Your answer must consist solely of the line containing "Give me the" and all subsequent lines through the end of the entries, reproduced exactly.
* * *
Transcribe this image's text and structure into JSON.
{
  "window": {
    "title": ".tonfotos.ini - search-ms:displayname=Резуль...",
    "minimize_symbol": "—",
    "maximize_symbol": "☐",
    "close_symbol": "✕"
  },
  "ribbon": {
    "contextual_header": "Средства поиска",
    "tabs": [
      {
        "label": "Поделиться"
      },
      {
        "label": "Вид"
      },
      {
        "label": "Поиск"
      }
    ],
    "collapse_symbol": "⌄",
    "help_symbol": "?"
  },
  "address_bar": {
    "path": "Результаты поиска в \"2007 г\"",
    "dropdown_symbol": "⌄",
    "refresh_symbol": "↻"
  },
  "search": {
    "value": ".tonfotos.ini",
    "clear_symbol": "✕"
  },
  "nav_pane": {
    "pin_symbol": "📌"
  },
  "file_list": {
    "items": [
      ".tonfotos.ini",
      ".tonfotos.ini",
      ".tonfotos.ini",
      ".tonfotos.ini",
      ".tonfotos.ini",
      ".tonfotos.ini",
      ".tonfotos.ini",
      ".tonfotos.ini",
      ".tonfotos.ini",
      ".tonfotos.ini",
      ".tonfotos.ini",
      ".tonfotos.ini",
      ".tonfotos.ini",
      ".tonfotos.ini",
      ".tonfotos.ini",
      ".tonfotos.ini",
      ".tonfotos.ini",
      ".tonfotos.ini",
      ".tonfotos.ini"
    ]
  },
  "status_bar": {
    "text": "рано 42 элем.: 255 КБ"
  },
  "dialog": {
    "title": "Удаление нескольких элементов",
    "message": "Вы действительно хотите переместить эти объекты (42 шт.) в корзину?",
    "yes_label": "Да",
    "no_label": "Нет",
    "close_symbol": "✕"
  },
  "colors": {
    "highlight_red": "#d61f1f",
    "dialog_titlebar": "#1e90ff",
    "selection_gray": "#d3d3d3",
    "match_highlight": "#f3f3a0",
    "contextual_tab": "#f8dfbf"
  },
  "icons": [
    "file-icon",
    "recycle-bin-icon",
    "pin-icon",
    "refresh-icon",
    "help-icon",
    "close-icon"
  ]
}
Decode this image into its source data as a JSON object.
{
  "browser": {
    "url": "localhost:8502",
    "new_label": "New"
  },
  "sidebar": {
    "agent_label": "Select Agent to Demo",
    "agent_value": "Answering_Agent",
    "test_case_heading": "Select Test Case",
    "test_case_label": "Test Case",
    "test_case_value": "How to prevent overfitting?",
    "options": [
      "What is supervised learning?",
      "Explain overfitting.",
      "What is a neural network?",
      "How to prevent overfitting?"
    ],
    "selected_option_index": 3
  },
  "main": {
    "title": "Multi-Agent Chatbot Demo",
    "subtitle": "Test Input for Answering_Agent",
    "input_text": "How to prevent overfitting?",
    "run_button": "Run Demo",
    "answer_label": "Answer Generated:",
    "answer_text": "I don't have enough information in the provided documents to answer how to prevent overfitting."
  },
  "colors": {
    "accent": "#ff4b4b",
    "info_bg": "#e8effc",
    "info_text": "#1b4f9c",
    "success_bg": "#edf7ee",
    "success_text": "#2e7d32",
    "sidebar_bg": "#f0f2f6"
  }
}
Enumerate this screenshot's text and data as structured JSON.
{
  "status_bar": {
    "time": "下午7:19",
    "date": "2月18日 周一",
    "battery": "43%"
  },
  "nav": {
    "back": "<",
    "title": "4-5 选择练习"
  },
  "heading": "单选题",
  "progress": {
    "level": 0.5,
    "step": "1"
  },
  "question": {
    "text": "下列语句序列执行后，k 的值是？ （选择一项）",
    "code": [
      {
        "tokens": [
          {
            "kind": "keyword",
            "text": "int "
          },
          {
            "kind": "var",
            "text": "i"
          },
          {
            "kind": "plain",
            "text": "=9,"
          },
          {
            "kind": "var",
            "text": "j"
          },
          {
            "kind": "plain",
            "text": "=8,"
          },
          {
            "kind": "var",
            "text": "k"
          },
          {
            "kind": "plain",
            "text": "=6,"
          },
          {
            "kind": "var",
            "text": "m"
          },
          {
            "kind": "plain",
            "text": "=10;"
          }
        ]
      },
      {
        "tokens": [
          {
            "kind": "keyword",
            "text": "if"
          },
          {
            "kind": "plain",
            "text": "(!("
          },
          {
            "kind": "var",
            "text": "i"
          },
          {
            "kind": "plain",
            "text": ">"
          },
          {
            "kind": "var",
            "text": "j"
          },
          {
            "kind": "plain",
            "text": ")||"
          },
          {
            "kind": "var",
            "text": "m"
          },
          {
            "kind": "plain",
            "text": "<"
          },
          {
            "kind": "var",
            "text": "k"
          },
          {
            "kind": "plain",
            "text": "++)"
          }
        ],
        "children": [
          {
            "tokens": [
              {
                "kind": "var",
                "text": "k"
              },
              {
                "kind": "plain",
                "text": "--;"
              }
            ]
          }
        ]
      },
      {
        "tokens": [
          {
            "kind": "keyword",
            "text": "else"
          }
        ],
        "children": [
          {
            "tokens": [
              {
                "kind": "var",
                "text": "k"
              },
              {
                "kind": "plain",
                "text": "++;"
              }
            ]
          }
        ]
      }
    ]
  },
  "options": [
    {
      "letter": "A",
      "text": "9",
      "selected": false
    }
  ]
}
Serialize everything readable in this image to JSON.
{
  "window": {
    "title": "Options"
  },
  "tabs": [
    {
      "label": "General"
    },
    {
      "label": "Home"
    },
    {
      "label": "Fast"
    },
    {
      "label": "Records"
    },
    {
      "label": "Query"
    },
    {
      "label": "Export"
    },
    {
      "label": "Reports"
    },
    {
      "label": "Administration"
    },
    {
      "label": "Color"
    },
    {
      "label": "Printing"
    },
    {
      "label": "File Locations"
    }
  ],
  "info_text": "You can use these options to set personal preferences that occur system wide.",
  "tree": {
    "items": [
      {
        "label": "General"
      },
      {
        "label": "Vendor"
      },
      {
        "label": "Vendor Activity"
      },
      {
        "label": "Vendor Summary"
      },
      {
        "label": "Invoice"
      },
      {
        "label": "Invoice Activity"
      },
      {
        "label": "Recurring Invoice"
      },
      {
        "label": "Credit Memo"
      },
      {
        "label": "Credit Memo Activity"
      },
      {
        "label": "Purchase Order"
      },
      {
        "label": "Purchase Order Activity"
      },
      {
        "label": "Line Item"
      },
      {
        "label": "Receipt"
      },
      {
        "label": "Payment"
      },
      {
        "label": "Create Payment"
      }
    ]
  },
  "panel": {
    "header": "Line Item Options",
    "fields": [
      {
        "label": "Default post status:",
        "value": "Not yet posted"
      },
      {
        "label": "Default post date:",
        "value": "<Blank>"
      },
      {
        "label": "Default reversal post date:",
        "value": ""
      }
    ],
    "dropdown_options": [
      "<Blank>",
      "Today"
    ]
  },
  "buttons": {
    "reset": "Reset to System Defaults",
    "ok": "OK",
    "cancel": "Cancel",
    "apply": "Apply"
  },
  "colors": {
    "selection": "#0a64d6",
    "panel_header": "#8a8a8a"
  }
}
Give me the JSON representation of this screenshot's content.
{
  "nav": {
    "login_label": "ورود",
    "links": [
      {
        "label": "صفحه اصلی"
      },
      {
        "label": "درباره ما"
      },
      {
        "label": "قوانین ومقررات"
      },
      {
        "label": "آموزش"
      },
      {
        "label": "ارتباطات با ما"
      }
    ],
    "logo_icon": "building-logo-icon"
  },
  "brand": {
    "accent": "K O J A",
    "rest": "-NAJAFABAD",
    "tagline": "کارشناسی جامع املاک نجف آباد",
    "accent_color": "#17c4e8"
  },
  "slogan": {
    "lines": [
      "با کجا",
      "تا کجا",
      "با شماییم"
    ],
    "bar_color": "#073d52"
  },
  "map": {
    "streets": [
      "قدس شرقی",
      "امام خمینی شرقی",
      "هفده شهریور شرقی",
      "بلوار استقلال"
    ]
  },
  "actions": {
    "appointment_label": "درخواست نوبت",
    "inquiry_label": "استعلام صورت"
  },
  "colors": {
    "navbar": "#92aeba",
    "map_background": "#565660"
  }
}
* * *
- WRITTEN RESPONSE -
Give me the JSON representation of this screenshot's content.
{
  "nav": {
    "login_label": "ورود",
    "links": [
      {
        "label": "صفحه اصلی"
      },
      {
        "label": "درباره ما"
      },
      {
        "label": "قوانین ومقررات"
      },
      {
        "label": "آموزش"
      },
      {
        "label": "ارتباطات با ما"
      }
    ],
    "logo_icon": "building-logo-icon"
  },
  "brand": {
    "accent": "K O J A",
    "rest": "-NAJAFABAD",
    "tagline": "کارشناسی جامع املاک نجف آباد",
    "accent_color": "#17c4e8"
  },
  "slogan": {
    "lines": [
      "با کجا",
      "تا کجا",
      "با شماییم"
    ],
    "bar_color": "#073d52"
  },
  "map": {
    "streets": [
      "قدس شرقی",
      "امام خمینی شرقی",
      "هفده شهریور شرقی",
      "بلوار استقلال"
    ]
  },
  "actions": {
    "appointment_label": "درخواست نوبت",
    "inquiry_label": "استعلام صورت"
  },
  "colors": {
    "navbar": "#92aeba",
    "map_background": "#565660"
  }
}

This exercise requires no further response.